I have never done a sociocultural study of the matter of these names and their significance on the social history of Iraqi Jewry. I hope that younger scholars will take the initiative and do this. Nevertheless, it seems to me that the massive infiltration of names drawn from the Arabic, the French and the English, as well as the continued use of Hebrew names, are evidence of a significant move toward pluralism. This move began initially among the Westernizing middle class, but even weaker classes, whose knowledge of the languages of Europe was usually limited, adopted the new names because these bore social prestige and symbolized a new hope for them.
It must be noted that the European names that became favored by the Jews of Iraq did not weaken their Jewish-Iraqi identity, and were certainly not accompanied by processes of assimilation as was the case in Europe. On the contrary: The European names became an identifying mark, almost, of belonging to the community. At the same time, the multiplication of modern Arabic names stressed the exit of the Jews from the relative isolation that had been imposed upon them during the Ottoman era, and their desire to become part of the new Iraqi nation that was taking shape between the two world wars.
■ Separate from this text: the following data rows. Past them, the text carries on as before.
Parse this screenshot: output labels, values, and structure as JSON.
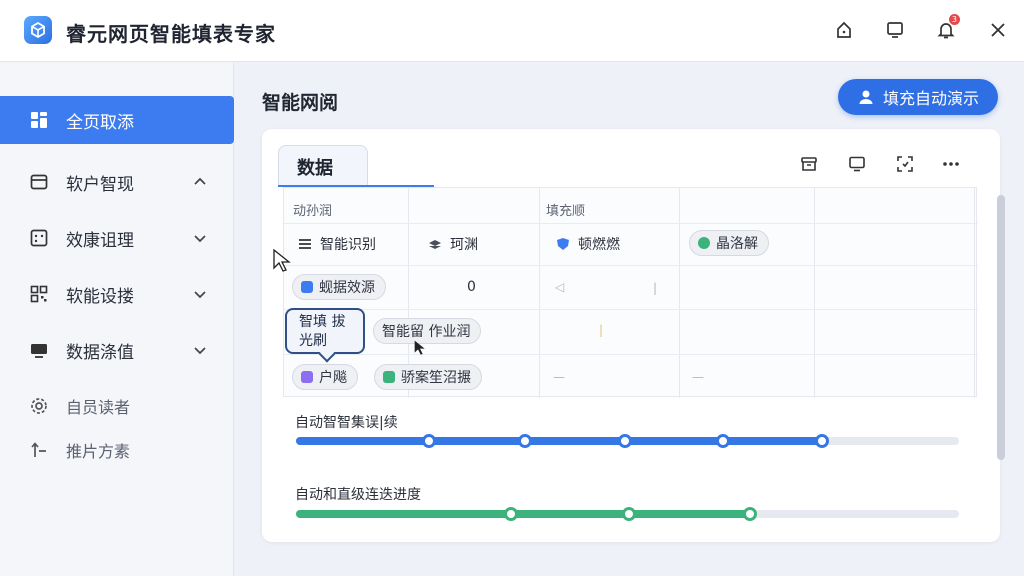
{
  "app": {
    "title": "睿元网页智能填表专家",
    "notification_count": "3"
  },
  "sidebar": {
    "items": [
      {
        "label": "全页取添",
        "icon": "grid-icon",
        "active": true
      },
      {
        "label": "软户智现",
        "icon": "calendar-icon",
        "expanded": true
      },
      {
        "label": "效康诅理",
        "icon": "form-icon"
      },
      {
        "label": "软能设搂",
        "icon": "qr-icon"
      },
      {
        "label": "数据涤值",
        "icon": "monitor-icon"
      }
    ],
    "minor": [
      {
        "label": "自员读者",
        "icon": "gear-icon"
      },
      {
        "label": "推片方素",
        "icon": "upload-icon"
      }
    ]
  },
  "main": {
    "title": "智能网阅",
    "demo_button": "填充自动演示",
    "tab": "数据",
    "table": {
      "headers": [
        "动孙润",
        "填充顺"
      ],
      "row1": {
        "c1": "智能识别",
        "c2": "珂渊",
        "c3": "顿燃燃",
        "c4": "晶洛解"
      },
      "row2": {
        "chip": "蚬据效源",
        "value": "0"
      },
      "row3": {
        "tooltip": "智填 拔光刷",
        "chip": "智能留 作业润"
      },
      "row4": {
        "chip1": "户飚",
        "chip2": "骄案笙沼搌"
      },
      "dash": "—"
    },
    "progress": [
      {
        "label": "自动智智集误|续",
        "value": 0.79,
        "color": "#3578e5"
      },
      {
        "label": "自动和直级连迭进度",
        "value": 0.69,
        "color": "#3cb27c"
      }
    ]
  }
}
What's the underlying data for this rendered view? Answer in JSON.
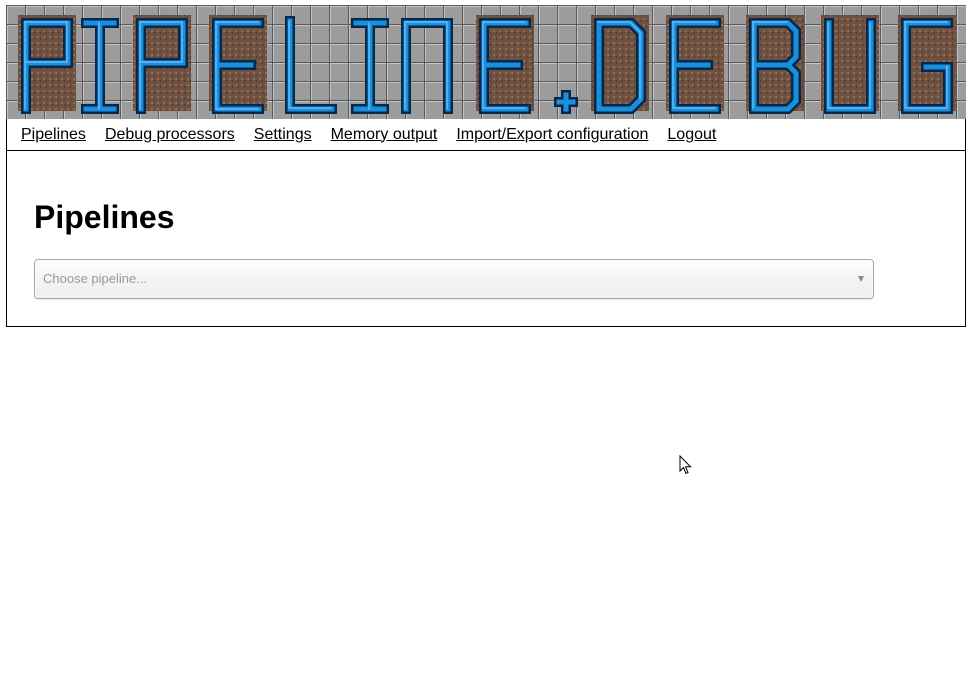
{
  "banner": {
    "logo_text": "PIPELINE.DEBUG",
    "colors": {
      "pipe": "#1a8fe0",
      "pipe_dark": "#05294a",
      "tile": "#9c9c9c",
      "rust": "#7a5a45"
    }
  },
  "nav": {
    "items": [
      {
        "label": "Pipelines"
      },
      {
        "label": "Debug processors"
      },
      {
        "label": "Settings"
      },
      {
        "label": "Memory output"
      },
      {
        "label": "Import/Export configuration"
      },
      {
        "label": "Logout"
      }
    ]
  },
  "main": {
    "title": "Pipelines",
    "pipeline_select": {
      "placeholder": "Choose pipeline...",
      "icon": "chevron-down-icon"
    }
  },
  "cursor": {
    "icon": "mouse-pointer-icon"
  }
}
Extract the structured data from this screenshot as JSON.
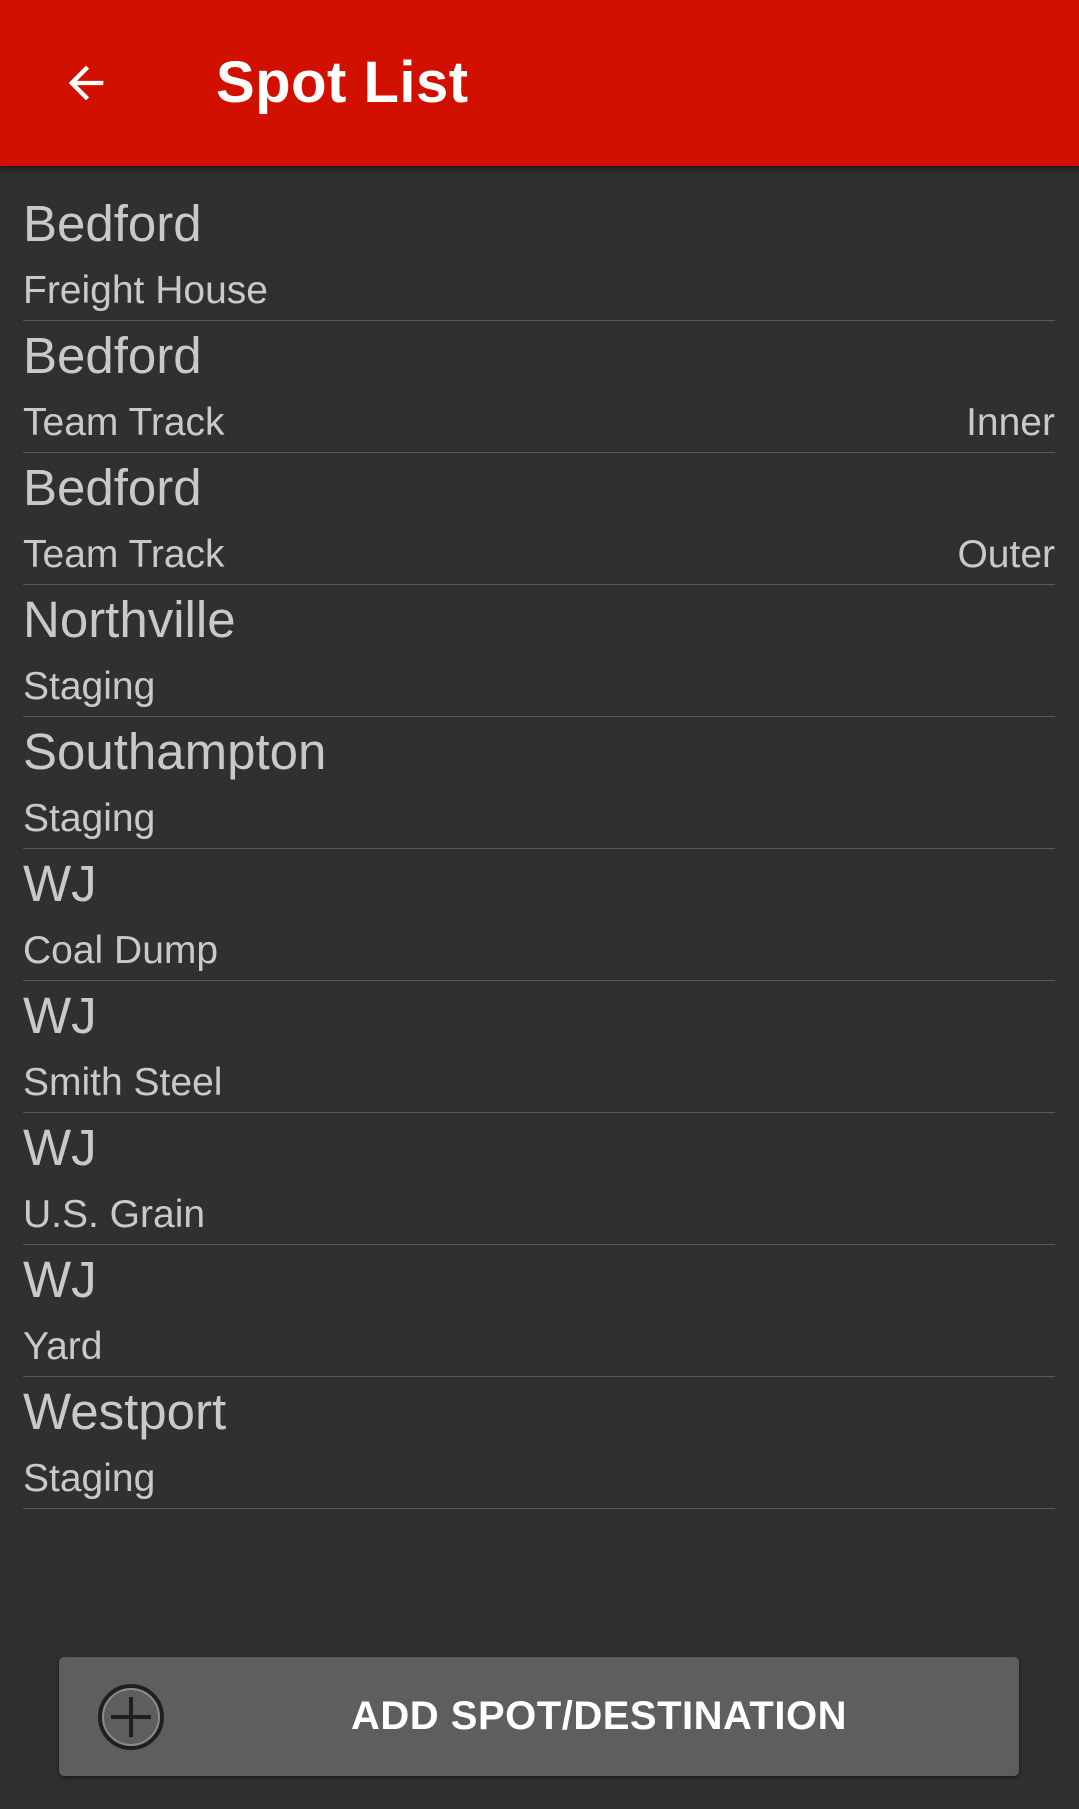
{
  "app_bar": {
    "title": "Spot List",
    "background": "#d11000",
    "back_icon": "arrow-left-icon"
  },
  "spots": [
    {
      "town": "Bedford",
      "industry": "Freight House",
      "track": ""
    },
    {
      "town": "Bedford",
      "industry": "Team Track",
      "track": "Inner"
    },
    {
      "town": "Bedford",
      "industry": "Team Track",
      "track": "Outer"
    },
    {
      "town": "Northville",
      "industry": "Staging",
      "track": ""
    },
    {
      "town": "Southampton",
      "industry": "Staging",
      "track": ""
    },
    {
      "town": "WJ",
      "industry": "Coal Dump",
      "track": ""
    },
    {
      "town": "WJ",
      "industry": "Smith Steel",
      "track": ""
    },
    {
      "town": "WJ",
      "industry": "U.S. Grain",
      "track": ""
    },
    {
      "town": "WJ",
      "industry": "Yard",
      "track": ""
    },
    {
      "town": "Westport",
      "industry": "Staging",
      "track": ""
    }
  ],
  "add_button": {
    "label": "ADD SPOT/DESTINATION",
    "icon": "add-circle-icon"
  }
}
These two trends - the adoption of European names on the one hand and Arabic names on the other - were not contradictory. In the very same home, you could encounter three brothers, of whom the first was named "Maurice," the second "Ezra" and the third "Saleem." All three of them belonged to a society that was becoming secularized, while at the same time, maintaining its unique Jewish-Iraqi character.